• _ASSIGNED TASK_
In the entries below, count every line that has the string "blog", and answer with that count alone.

== THE DATA ==

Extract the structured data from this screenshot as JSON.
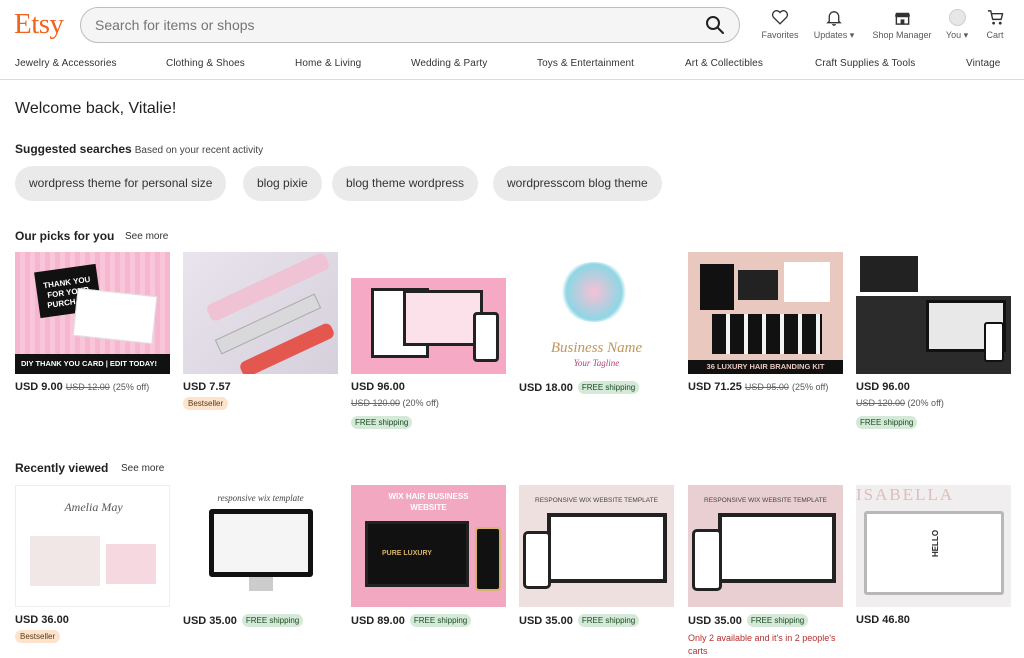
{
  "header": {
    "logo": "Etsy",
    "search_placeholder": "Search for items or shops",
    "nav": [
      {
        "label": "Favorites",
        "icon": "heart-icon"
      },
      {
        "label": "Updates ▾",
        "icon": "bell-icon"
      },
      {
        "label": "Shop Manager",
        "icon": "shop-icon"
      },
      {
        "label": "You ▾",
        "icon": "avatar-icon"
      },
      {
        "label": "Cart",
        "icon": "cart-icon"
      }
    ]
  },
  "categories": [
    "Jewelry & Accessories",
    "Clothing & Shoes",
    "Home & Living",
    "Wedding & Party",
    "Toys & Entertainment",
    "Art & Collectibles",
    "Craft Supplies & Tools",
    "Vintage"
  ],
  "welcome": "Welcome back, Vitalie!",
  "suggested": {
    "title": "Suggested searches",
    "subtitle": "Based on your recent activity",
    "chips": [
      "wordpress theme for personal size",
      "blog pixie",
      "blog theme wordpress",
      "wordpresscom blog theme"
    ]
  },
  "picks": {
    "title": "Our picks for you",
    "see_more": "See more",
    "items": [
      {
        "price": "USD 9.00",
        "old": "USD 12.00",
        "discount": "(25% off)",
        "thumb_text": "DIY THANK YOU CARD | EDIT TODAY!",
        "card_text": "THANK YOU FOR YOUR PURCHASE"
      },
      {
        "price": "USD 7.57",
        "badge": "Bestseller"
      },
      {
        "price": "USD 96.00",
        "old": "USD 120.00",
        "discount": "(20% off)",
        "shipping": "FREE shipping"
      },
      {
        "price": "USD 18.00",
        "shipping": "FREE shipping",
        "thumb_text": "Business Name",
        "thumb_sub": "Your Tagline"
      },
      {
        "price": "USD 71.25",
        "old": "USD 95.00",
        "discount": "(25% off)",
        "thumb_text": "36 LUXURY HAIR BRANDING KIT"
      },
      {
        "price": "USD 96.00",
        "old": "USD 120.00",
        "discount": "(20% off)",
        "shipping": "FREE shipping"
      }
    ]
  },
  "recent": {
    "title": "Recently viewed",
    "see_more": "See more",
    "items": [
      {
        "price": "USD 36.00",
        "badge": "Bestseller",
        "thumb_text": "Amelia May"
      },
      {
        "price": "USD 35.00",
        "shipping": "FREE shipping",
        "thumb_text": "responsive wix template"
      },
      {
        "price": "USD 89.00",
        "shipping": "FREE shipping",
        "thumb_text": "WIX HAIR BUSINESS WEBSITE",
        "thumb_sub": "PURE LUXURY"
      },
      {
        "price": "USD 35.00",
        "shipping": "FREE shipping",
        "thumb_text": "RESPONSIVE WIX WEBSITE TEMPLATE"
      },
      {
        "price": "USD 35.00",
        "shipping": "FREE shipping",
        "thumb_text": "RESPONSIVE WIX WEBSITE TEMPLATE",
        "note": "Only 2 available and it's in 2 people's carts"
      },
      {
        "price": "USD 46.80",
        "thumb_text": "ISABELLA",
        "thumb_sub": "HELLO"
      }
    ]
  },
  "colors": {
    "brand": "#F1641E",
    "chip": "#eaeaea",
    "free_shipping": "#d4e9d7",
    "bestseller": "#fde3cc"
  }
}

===

• _COMPLETED EXERCISE_
3